→ PROBLEM STATEMENT: Search the material for the string "this", then report how many lines hold it, with no other text.
━━━━━━━━━━━━━━━━━━━━━━━━━━━━━━
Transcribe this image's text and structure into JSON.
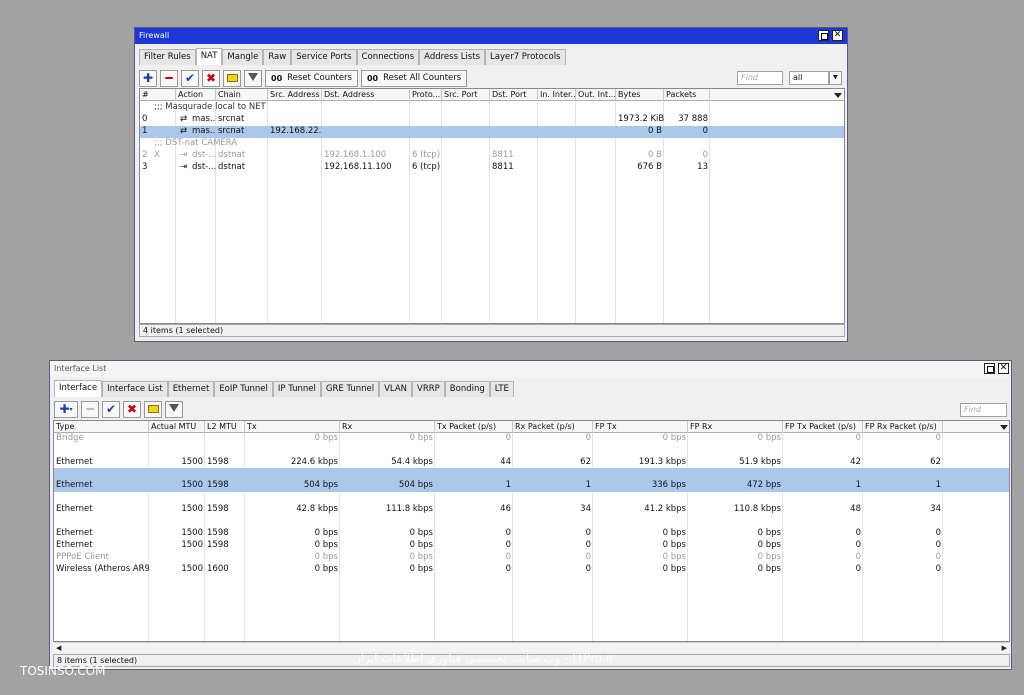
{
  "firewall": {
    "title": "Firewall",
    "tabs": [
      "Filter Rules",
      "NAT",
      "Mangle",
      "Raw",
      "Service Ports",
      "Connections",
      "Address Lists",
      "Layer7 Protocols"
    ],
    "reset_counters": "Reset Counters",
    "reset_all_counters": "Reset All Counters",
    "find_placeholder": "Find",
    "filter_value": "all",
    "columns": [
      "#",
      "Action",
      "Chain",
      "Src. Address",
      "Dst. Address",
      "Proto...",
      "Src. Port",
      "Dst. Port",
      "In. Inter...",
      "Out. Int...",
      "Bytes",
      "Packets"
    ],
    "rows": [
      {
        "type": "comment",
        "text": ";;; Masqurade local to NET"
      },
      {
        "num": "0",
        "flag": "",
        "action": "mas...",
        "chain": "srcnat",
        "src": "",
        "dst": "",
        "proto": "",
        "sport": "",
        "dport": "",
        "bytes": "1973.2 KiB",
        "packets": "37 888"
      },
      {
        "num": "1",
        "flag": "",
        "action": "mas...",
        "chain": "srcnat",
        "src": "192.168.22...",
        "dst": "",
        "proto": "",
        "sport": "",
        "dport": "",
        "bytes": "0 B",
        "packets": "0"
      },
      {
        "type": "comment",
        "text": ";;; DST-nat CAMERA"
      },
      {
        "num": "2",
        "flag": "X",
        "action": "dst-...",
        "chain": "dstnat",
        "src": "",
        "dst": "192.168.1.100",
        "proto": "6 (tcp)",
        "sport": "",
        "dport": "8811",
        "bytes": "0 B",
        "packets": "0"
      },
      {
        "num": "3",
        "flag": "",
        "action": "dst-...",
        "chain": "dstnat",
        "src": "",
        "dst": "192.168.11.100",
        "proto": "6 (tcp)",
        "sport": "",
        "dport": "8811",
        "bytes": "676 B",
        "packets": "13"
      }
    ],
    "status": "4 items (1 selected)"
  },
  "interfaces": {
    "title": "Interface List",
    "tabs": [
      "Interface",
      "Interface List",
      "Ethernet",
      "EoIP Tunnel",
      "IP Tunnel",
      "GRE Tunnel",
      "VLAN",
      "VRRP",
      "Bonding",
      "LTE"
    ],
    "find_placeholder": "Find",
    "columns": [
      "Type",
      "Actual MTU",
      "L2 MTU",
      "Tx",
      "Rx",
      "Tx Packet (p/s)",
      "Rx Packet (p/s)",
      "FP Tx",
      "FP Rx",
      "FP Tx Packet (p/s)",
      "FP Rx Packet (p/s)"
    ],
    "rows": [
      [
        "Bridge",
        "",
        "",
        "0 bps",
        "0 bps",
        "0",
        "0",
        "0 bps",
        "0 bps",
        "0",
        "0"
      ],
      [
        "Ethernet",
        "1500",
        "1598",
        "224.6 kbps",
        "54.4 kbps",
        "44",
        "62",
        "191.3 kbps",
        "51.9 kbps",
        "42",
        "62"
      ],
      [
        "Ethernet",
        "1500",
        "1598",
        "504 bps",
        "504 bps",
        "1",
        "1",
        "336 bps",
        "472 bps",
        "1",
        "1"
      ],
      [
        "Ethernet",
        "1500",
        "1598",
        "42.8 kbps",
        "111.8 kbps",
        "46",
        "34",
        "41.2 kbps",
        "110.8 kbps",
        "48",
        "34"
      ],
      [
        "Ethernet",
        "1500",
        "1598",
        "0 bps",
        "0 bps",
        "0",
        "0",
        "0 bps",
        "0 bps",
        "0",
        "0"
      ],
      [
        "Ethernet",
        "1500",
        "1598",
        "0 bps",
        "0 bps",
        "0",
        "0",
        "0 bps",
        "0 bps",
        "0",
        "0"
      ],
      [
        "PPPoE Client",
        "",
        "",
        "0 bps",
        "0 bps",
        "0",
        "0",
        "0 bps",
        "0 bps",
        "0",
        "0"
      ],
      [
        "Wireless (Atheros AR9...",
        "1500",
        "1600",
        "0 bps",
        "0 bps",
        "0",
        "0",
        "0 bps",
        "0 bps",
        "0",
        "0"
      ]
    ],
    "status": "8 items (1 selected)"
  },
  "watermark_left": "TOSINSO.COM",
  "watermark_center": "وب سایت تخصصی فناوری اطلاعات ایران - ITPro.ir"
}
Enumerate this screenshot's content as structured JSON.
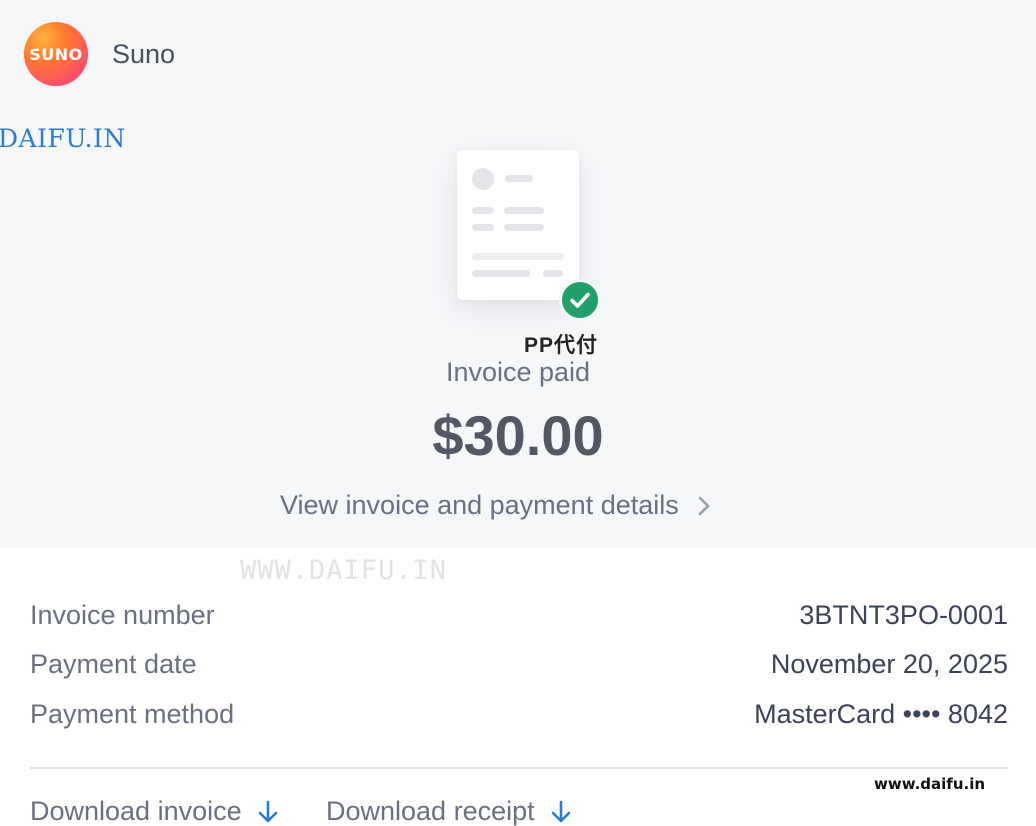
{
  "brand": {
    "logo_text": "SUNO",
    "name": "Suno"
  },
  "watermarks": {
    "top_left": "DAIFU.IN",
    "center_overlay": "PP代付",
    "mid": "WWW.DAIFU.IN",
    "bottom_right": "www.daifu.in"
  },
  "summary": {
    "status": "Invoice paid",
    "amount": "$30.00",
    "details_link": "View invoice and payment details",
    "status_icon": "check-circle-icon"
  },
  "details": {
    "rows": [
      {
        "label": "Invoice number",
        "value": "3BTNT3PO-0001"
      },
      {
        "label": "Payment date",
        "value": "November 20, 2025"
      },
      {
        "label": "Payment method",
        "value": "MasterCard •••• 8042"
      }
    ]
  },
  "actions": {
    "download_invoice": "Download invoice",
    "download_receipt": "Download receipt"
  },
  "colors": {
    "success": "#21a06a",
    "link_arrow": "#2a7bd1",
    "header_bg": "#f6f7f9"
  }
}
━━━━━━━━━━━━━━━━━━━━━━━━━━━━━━
→ WRITTEN REPLY: 2